      And yes, Shogun is awesome.

  8. Pauline Lim says:

    Awesome post, Julie! I performed John Cage pieces several times, and I have to say, it’s a hell of a lot more fun and freeing to perform it than it is to suffer through it as an audience member! I recently went to a dance performance at the ICA and felt the same way– super bored but envious of the people actually performing, because it looked like fun for THEM. I also was bored shitless by the ugly, dull stuff in the galleries. You couldn’t appreciate them unless you read the placards, and that’s NOT a sign of good art, in my book.

    I think all these forms are great for helping the creator be free of convention, but as an audience member, I need plot and emotion, too. As a visual artist, I need gorgeousness, excitement, or entertainment. If I were the curator at the ICA, things would look WAY different.

    I recently saw “The Donkey Show” at the ART second stage, and though it was Shakespeare extremely dumbed down with high-school-ish acting, it was a BLAST, and I would go back again!

    • Julie Wu says:

      Thanks so much, Pauline!

      Perhaps there’s a certain self-indulgence or lack of consideration for the audience in this ilk of music/literature/art. People forget that being provocative will only hold someone’s interest for a limited time.

      I saw The Donkey Show, too! We were a little too straight-laced to get down with the fairies, but it was indeed fun!

  9. Leah says:

    Hi Julie,

    I agree with you. John Cage hit upon something, but nothing that required hours of contemplation or so much publicity. It was a gimmicky. If you got his “message” in the first five minutes, that was sufficient;. It never went anywhere. His partner Merce Cunningham took it further with his art of dance.

    As you know my passion is music because of its abstraction and ironically lack of words, or should I say, lack of English words. When I listen to German, Spanish or Italian opera I like to put my own words to the libretto. In fact, sometimes when I get the translation, I’m disappointed.
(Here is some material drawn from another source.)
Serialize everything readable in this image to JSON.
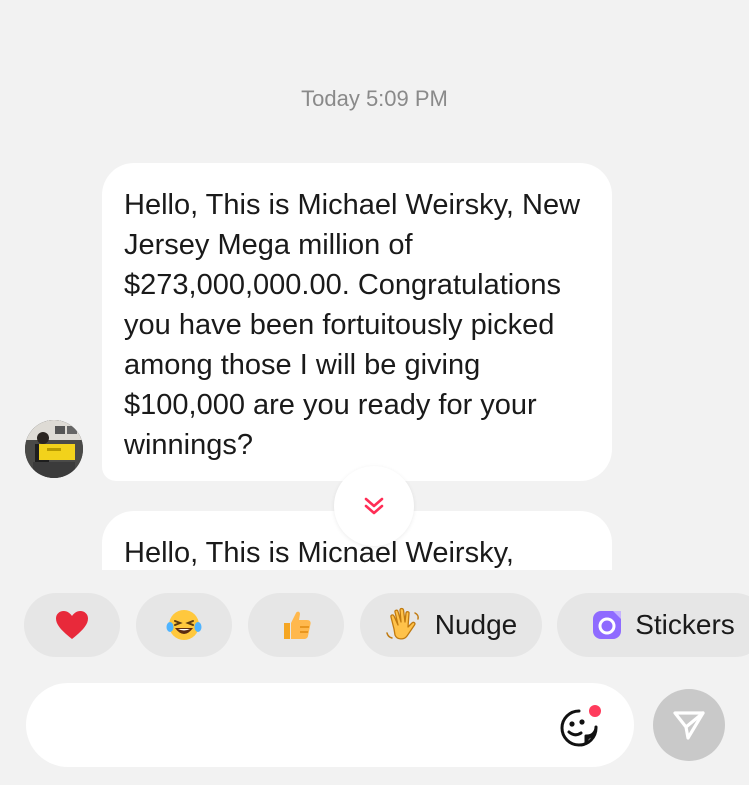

It doesn’t measure up to the power of the music itself and the libretto I have imagined for it. What I love is being pulled into an emotional musical world which is a musical muscle that’s been exercised over and over and is transforming.

    The more I read books, the more I’m astounded by word imagery and its power. This too is what makes my world and gives me so much pleasure.

    • Julie Wu says:

      Thanks so much for your thoughts, Leah! I’m glad this spoke to you.

      It’s so interesting to draw connections between the different forms of art. That will be fodder for another post, I think!

  10. donna d. vitucci says:

    i agree w/all said above. except i don’t feel lady gaga has any inroad into emotion. so that article end-note comparison doesn’t work for me, in trying to relate it to books that keep us up at night turning pages. just sayin.

    otherwise, yes, thornbirds and prince of tides and such , for me, ever trump many of the “academy-praised” books.

    • Julie Wu says:

      Thanks, Donna! It’s funny–I had the same thought about Lady Gaga (was choosing between her and Adele), but in the end I put her in because she puts forth the visual image of being avant-garde, and yet her music is so conventional, and I think that’s kind of an interesting comparison to John Cage. In the end, she’s entertaining, and I don’t think I’d walk out of a Lady Gaga concert, though I don’t have first-hand knowledge of that!

  11. Erin Cashman says:

    Julie, what a great article. I am with you, If I’m half way through a novel, even a beautifully written one, and I don’t really care what happens to the characters, I put it down. In the end it’s the emotional response that I’m looking for. I want to get swept away by the story, so that I don’t want to stop reading. If I find my mind wandering while I’m reading – even if it’s eloquent prose – I shut the book and pick up something else.

    • Julie Wu says:

      Thanks so much, Erin! So glad this post spoke to you.

      It seems a lot of people feel this way but are embarassed about it, for some reason. But isn’t it natural to want to be captivated by a story?

  12. K says:

    Right on, Julie! I’m with you all the way. Thanks for this post.